After the events of the previous Yakuza games, Kazuma Kiryu — the Dragon of Dojima — has retired from the Yakuza to be a common-place taxi driver in Nagasugai, Fukuoka, far away from the hustle and bustle of Tokyo. But when his junior (and more notably, the Sixth Chairman of the Tojo Clan) disappears, he is dragged back into the seedy underworld of Japan. Kiryu will once again need to rise as the legendary dragon in order to find his friend.

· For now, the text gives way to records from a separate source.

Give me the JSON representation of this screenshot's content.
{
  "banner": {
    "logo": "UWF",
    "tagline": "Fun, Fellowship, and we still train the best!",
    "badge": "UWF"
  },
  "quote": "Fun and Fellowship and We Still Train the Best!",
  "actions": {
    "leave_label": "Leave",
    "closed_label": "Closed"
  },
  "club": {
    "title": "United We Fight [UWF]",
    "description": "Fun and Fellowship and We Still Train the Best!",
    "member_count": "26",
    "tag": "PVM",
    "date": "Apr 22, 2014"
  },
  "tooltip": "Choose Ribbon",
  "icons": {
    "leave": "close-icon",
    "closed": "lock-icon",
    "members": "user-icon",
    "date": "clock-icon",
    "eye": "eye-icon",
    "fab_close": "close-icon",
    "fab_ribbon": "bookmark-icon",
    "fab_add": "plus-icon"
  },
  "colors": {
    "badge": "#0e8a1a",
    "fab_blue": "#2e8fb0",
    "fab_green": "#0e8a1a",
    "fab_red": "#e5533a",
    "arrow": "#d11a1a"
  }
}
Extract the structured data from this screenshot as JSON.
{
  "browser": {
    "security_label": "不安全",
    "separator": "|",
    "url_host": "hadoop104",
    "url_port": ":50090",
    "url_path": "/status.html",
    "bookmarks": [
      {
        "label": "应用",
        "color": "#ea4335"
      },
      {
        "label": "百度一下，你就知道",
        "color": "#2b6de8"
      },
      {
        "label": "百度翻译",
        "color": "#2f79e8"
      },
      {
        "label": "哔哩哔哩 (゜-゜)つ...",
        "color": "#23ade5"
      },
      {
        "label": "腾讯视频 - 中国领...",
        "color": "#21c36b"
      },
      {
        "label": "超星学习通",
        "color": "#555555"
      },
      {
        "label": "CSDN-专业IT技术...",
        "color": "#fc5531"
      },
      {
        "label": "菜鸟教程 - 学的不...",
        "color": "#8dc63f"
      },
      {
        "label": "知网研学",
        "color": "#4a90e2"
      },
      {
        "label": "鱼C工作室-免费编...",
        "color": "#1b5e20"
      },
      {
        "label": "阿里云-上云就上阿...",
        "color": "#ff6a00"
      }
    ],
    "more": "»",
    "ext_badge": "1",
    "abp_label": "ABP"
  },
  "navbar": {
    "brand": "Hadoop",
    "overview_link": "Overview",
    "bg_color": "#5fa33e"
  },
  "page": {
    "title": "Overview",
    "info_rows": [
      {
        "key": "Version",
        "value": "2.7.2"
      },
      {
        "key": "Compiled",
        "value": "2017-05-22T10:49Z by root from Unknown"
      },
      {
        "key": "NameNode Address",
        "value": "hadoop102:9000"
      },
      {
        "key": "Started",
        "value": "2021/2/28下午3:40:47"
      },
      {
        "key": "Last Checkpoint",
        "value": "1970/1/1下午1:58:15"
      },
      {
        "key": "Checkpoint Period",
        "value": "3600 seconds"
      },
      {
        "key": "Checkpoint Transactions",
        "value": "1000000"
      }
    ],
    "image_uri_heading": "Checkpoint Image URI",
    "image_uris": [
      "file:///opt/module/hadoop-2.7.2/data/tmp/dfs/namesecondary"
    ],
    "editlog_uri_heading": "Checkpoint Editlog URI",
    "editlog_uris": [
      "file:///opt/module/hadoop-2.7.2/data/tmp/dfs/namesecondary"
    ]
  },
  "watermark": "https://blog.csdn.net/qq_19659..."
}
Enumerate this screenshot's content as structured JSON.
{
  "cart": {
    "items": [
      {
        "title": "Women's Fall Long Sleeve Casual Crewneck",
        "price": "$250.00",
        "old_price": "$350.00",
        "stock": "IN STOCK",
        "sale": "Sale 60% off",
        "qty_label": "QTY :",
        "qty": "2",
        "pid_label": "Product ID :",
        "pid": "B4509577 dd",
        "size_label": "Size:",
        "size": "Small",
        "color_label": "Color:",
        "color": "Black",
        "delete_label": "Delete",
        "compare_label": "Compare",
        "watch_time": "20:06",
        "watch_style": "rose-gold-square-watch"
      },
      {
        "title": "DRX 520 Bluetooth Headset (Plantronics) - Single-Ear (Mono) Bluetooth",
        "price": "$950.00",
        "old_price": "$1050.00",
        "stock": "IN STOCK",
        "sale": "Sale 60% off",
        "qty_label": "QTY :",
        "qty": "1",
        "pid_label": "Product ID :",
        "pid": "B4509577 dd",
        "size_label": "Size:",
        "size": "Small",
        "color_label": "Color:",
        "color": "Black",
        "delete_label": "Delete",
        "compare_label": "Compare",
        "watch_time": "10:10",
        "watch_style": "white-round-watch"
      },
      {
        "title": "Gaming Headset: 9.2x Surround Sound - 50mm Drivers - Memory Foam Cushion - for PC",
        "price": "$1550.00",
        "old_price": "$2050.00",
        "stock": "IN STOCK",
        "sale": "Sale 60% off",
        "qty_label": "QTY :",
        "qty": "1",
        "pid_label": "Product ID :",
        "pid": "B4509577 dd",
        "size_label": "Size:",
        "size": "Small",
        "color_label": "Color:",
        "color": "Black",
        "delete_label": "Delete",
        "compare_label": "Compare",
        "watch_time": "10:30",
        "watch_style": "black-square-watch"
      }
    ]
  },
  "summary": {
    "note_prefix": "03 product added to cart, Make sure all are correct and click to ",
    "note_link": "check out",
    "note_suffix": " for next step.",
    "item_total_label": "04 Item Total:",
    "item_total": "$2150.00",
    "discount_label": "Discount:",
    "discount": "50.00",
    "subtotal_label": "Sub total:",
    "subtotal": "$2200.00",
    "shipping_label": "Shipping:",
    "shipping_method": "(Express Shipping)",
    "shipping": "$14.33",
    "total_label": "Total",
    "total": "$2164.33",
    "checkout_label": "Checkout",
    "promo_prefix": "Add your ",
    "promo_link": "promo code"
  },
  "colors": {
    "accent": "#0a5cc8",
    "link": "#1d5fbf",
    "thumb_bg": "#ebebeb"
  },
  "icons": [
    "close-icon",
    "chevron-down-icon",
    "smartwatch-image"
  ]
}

Taiga Saejima is a legendary Yakuza enforcer, sentenced to 25 years in prison for allegedly murdering 18 rival gang members. After the events in Yakuza 4, Saejima gets re-incarcerated and just wants to serve his new sentence peacefully. But in Saejima’s case, “peacefully” quickly leaves as an option. Which will require his survival skills more? The interior of the prison walls, or the harsh Hokkaido winter?
Years after meeting Kazuma Kiryu, 16 year old Haruka Sawamura is living in Osaka to pursue her dreams of becoming a star on TV. At the start of Yakuza 5, she’s already made it to the finals of the Princess League, a competition between rising stars, where the winner goes on to have a successful career. But even though it looks so carefree and lavish, the life of an up-and-coming idol is not without its perils. Haruka learns firsthand just how dangerous the waters of the entertainment industry can be.
Shun Akiyama is a dubious money lender who owns his own company called Sky Finance. He has a unique test that prospective borrowers must pass in order to receive a loan — he wishes to see how each will change their own destiny with the money. Akiyama is trying to set up the Sotenbori Branch of Sky Finance, but those plans get a wrench thrown in them when he receives a call about the untimely death of a former client.
Tatsuo Shinada had a promising career in the major leagues, but it was cut short when he received a lifetime ban for a baseball gambling/game fixing scandal. Now, Shinada earns a meager living as an adult entertainment writer in the Nagoya region of Kineicho. But his (mis)fortune is in for a turn when a mysterious masked man confronts Shinada and tells him to uncover the truth behind his ban.
Will you be joining the characters in order to find out what happens to them as time passes? We know we will be.
About the Writer:
Dustin is our native console gamer, PlayStation and Nintendo reviewer who has an appetite for anything that crosses the boarders from across the big pond. His interest in JRPG’s, Anime, Handheld Gaming, and Pizza is insatiable. His elitist attitude gives him direction, want, and a need for the hardest difficulties in games, which is fun to watch, and hilarity at its finest. You can find him over onTwitter, Google+, and or you can find him on PSN with RaivynLyken.